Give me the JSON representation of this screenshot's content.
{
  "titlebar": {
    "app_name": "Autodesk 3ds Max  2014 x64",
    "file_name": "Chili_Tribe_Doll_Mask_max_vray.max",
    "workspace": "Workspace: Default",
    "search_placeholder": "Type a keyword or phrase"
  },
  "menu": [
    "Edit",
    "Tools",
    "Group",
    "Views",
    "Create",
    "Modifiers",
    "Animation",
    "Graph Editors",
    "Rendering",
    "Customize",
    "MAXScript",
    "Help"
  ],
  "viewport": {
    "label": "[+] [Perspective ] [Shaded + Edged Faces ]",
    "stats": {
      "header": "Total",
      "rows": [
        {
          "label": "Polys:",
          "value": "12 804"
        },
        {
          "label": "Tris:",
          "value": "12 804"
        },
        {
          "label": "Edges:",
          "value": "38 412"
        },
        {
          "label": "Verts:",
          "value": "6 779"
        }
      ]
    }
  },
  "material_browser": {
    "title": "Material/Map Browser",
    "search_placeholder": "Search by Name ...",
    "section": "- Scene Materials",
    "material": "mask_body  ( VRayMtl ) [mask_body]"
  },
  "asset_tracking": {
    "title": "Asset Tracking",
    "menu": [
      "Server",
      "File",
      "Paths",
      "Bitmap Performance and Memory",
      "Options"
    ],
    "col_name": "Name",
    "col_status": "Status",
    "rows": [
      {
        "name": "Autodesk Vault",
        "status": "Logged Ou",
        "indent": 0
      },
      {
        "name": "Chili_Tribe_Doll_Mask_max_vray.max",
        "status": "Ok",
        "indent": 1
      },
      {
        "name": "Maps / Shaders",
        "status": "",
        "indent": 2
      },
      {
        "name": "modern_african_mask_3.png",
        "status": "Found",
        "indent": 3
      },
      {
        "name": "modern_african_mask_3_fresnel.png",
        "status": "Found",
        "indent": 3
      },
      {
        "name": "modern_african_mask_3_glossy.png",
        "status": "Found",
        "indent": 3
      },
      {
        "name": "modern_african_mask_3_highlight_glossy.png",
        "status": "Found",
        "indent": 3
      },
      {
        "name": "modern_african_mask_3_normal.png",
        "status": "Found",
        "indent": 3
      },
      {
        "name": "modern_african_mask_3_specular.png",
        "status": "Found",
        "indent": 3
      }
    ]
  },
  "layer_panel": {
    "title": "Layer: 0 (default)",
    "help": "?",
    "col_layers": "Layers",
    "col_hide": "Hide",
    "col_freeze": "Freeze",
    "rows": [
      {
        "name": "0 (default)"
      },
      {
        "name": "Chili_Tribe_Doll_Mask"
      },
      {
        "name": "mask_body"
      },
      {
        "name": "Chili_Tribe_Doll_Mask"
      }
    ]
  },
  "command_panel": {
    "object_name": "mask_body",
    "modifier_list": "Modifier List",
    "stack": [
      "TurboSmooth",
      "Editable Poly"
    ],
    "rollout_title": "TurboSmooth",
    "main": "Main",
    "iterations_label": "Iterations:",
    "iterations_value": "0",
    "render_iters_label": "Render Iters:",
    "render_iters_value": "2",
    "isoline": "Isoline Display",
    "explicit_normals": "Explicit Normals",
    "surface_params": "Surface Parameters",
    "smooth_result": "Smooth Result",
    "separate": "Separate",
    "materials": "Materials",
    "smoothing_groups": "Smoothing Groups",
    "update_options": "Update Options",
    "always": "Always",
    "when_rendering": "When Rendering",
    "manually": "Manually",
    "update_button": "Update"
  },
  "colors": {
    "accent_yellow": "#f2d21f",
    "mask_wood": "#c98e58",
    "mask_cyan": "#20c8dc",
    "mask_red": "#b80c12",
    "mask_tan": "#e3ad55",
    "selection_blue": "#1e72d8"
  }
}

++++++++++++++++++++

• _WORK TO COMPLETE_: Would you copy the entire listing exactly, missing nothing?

• _ANSWER BOX_:
Give me the JSON representation of this screenshot's content.
{
  "titlebar": {
    "app_name": "Autodesk 3ds Max  2014 x64",
    "file_name": "Chili_Tribe_Doll_Mask_max_vray.max",
    "workspace": "Workspace: Default",
    "search_placeholder": "Type a keyword or phrase"
  },
  "menu": [
    "Edit",
    "Tools",
    "Group",
    "Views",
    "Create",
    "Modifiers",
    "Animation",
    "Graph Editors",
    "Rendering",
    "Customize",
    "MAXScript",
    "Help"
  ],
  "viewport": {
    "label": "[+] [Perspective ] [Shaded + Edged Faces ]",
    "stats": {
      "header": "Total",
      "rows": [
        {
          "label": "Polys:",
          "value": "12 804"
        },
        {
          "label": "Tris:",
          "value": "12 804"
        },
        {
          "label": "Edges:",
          "value": "38 412"
        },
        {
          "label": "Verts:",
          "value": "6 779"
        }
      ]
    }
  },
  "material_browser": {
    "title": "Material/Map Browser",
    "search_placeholder": "Search by Name ...",
    "section": "- Scene Materials",
    "material": "mask_body  ( VRayMtl ) [mask_body]"
  },
  "asset_tracking": {
    "title": "Asset Tracking",
    "menu": [
      "Server",
      "File",
      "Paths",
      "Bitmap Performance and Memory",
      "Options"
    ],
    "col_name": "Name",
    "col_status": "Status",
    "rows": [
      {
        "name": "Autodesk Vault",
        "status": "Logged Ou",
        "indent": 0
      },
      {
        "name": "Chili_Tribe_Doll_Mask_max_vray.max",
        "status": "Ok",
        "indent": 1
      },
      {
        "name": "Maps / Shaders",
        "status": "",
        "indent": 2
      },
      {
        "name": "modern_african_mask_3.png",
        "status": "Found",
        "indent": 3
      },
      {
        "name": "modern_african_mask_3_fresnel.png",
        "status": "Found",
        "indent": 3
      },
      {
        "name": "modern_african_mask_3_glossy.png",
        "status": "Found",
        "indent": 3
      },
      {
        "name": "modern_african_mask_3_highlight_glossy.png",
        "status": "Found",
        "indent": 3
      },
      {
        "name": "modern_african_mask_3_normal.png",
        "status": "Found",
        "indent": 3
      },
      {
        "name": "modern_african_mask_3_specular.png",
        "status": "Found",
        "indent": 3
      }
    ]
  },
  "layer_panel": {
    "title": "Layer: 0 (default)",
    "help": "?",
    "col_layers": "Layers",
    "col_hide": "Hide",
    "col_freeze": "Freeze",
    "rows": [
      {
        "name": "0 (default)"
      },
      {
        "name": "Chili_Tribe_Doll_Mask"
      },
      {
        "name": "mask_body"
      },
      {
        "name": "Chili_Tribe_Doll_Mask"
      }
    ]
  },
  "command_panel": {
    "object_name": "mask_body",
    "modifier_list": "Modifier List",
    "stack": [
      "TurboSmooth",
      "Editable Poly"
    ],
    "rollout_title": "TurboSmooth",
    "main": "Main",
    "iterations_label": "Iterations:",
    "iterations_value": "0",
    "render_iters_label": "Render Iters:",
    "render_iters_value": "2",
    "isoline": "Isoline Display",
    "explicit_normals": "Explicit Normals",
    "surface_params": "Surface Parameters",
    "smooth_result": "Smooth Result",
    "separate": "Separate",
    "materials": "Materials",
    "smoothing_groups": "Smoothing Groups",
    "update_options": "Update Options",
    "always": "Always",
    "when_rendering": "When Rendering",
    "manually": "Manually",
    "update_button": "Update"
  },
  "colors": {
    "accent_yellow": "#f2d21f",
    "mask_wood": "#c98e58",
    "mask_cyan": "#20c8dc",
    "mask_red": "#b80c12",
    "mask_tan": "#e3ad55",
    "selection_blue": "#1e72d8"
  }
}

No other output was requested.